#### WHAT YOU NEED TO DO
Repeat every record below exactly, but leave out any pictures.

[Data about app and page elements]
- - -
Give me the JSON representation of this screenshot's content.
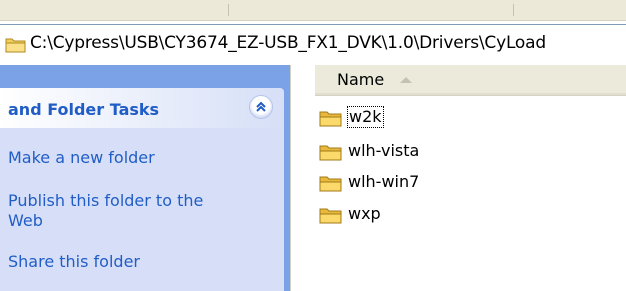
{
  "address": {
    "path": "C:\\Cypress\\USB\\CY3674_EZ-USB_FX1_DVK\\1.0\\Drivers\\CyLoad"
  },
  "task_pane": {
    "title": "and Folder Tasks",
    "links": [
      {
        "label": "Make a new folder"
      },
      {
        "label": "Publish this folder to the Web"
      },
      {
        "label": "Share this folder"
      }
    ]
  },
  "file_list": {
    "column": "Name",
    "sort": "ascending",
    "items": [
      {
        "name": "w2k",
        "focused": true
      },
      {
        "name": "wlh-vista",
        "focused": false
      },
      {
        "name": "wlh-win7",
        "focused": false
      },
      {
        "name": "wxp",
        "focused": false
      }
    ]
  },
  "colors": {
    "link": "#215dc6",
    "pane_bg": "#7ba2e7",
    "task_body": "#d6dff7",
    "folder": "#f2cf5b"
  },
  "icons": {
    "address": "folder-icon",
    "collapse": "double-chevron-up-icon",
    "sort": "sort-ascending-icon",
    "item": "folder-icon"
  }
}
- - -
#### OUTPUT OF THE EXERCISE
Give me the JSON representation of this screenshot's content.
{
  "address": {
    "path": "C:\\Cypress\\USB\\CY3674_EZ-USB_FX1_DVK\\1.0\\Drivers\\CyLoad"
  },
  "task_pane": {
    "title": "and Folder Tasks",
    "links": [
      {
        "label": "Make a new folder"
      },
      {
        "label": "Publish this folder to the Web"
      },
      {
        "label": "Share this folder"
      }
    ]
  },
  "file_list": {
    "column": "Name",
    "sort": "ascending",
    "items": [
      {
        "name": "w2k",
        "focused": true
      },
      {
        "name": "wlh-vista",
        "focused": false
      },
      {
        "name": "wlh-win7",
        "focused": false
      },
      {
        "name": "wxp",
        "focused": false
      }
    ]
  },
  "colors": {
    "link": "#215dc6",
    "pane_bg": "#7ba2e7",
    "task_body": "#d6dff7",
    "folder": "#f2cf5b"
  },
  "icons": {
    "address": "folder-icon",
    "collapse": "double-chevron-up-icon",
    "sort": "sort-ascending-icon",
    "item": "folder-icon"
  }
}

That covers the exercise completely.